### [Task prompt]
Report only the number of lines in the records that contain the word "Windows".
### Exercise material ###
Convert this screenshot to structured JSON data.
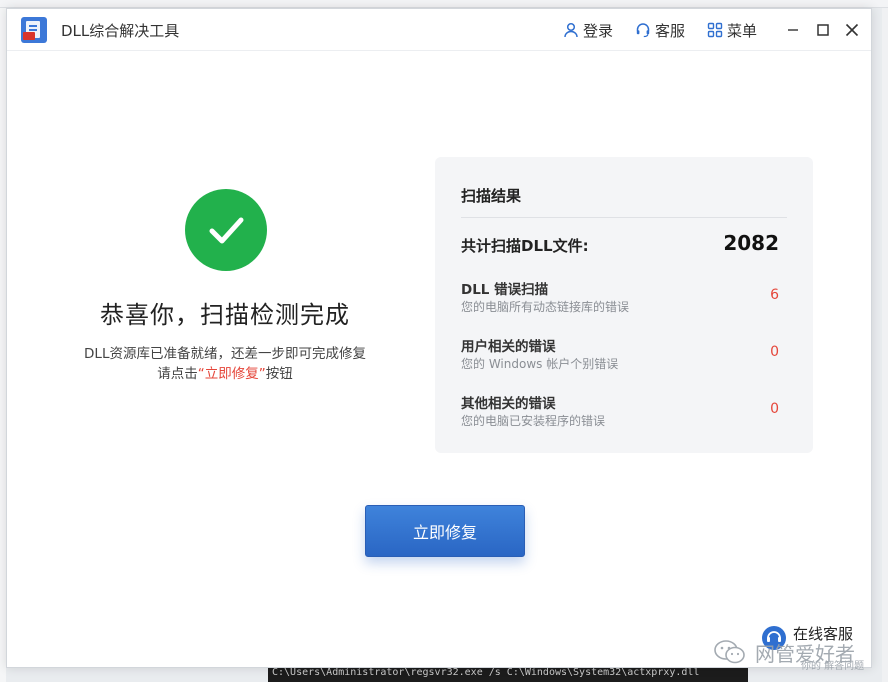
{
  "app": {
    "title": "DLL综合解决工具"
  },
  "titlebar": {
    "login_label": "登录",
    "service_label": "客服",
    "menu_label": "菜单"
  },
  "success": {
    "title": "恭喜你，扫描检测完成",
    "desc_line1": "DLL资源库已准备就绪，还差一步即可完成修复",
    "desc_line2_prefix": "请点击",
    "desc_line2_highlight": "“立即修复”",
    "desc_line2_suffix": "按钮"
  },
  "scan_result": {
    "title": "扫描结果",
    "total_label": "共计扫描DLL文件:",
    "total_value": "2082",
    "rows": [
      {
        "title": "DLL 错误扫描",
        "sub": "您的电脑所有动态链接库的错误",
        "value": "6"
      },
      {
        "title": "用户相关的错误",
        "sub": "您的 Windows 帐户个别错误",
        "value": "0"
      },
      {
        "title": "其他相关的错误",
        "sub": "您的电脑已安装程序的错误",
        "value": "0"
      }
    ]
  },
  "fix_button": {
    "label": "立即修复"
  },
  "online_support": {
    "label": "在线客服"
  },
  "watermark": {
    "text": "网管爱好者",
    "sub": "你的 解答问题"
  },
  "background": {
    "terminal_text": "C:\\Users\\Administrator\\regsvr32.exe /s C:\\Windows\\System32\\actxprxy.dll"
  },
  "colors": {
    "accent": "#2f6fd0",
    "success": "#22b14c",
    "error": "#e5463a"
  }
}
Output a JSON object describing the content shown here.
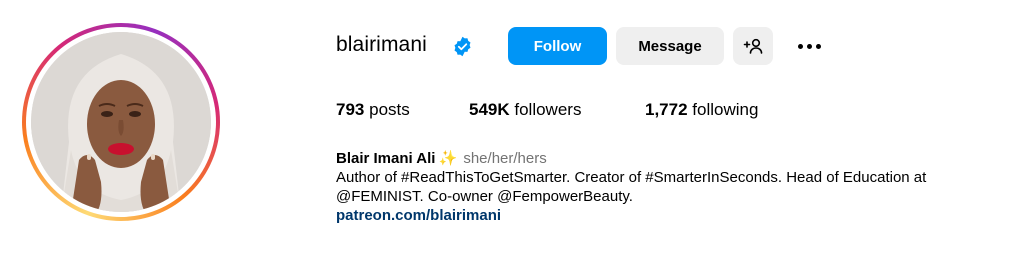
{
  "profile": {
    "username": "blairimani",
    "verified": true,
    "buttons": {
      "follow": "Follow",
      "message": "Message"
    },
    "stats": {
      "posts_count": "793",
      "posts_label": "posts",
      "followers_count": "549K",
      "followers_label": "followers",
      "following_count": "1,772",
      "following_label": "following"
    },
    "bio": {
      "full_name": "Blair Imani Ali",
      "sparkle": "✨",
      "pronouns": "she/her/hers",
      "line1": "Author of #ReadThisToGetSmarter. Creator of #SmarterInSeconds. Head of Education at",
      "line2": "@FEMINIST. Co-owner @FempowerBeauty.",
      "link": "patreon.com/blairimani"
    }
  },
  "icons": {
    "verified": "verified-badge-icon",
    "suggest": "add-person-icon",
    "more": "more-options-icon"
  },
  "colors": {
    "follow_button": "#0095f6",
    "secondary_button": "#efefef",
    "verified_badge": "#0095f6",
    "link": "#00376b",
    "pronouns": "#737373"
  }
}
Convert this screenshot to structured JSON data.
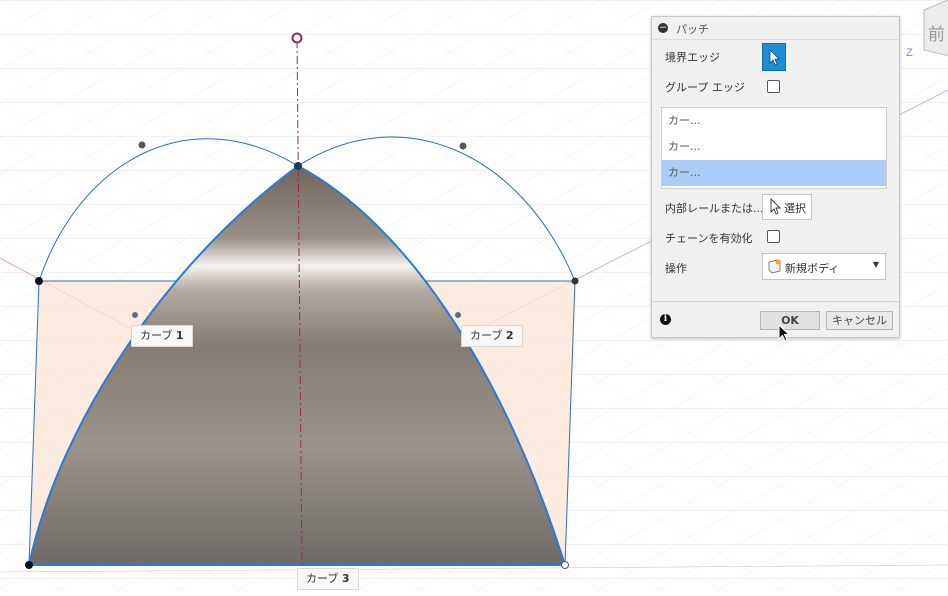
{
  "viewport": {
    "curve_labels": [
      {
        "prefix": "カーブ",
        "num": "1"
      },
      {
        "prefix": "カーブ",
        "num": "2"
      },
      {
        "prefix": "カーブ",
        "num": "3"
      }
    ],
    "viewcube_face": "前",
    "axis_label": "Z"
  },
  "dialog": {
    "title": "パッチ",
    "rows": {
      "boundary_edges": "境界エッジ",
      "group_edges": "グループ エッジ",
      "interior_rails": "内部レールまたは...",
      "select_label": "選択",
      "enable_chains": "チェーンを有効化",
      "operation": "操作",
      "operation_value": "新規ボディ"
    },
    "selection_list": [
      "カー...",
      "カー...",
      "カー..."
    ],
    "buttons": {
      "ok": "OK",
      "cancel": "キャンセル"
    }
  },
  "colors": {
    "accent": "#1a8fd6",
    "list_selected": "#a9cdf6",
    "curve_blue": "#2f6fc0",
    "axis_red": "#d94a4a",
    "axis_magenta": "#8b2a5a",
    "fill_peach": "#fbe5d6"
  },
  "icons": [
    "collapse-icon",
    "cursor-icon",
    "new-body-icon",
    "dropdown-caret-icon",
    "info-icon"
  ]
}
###
### [Exercise solution]
2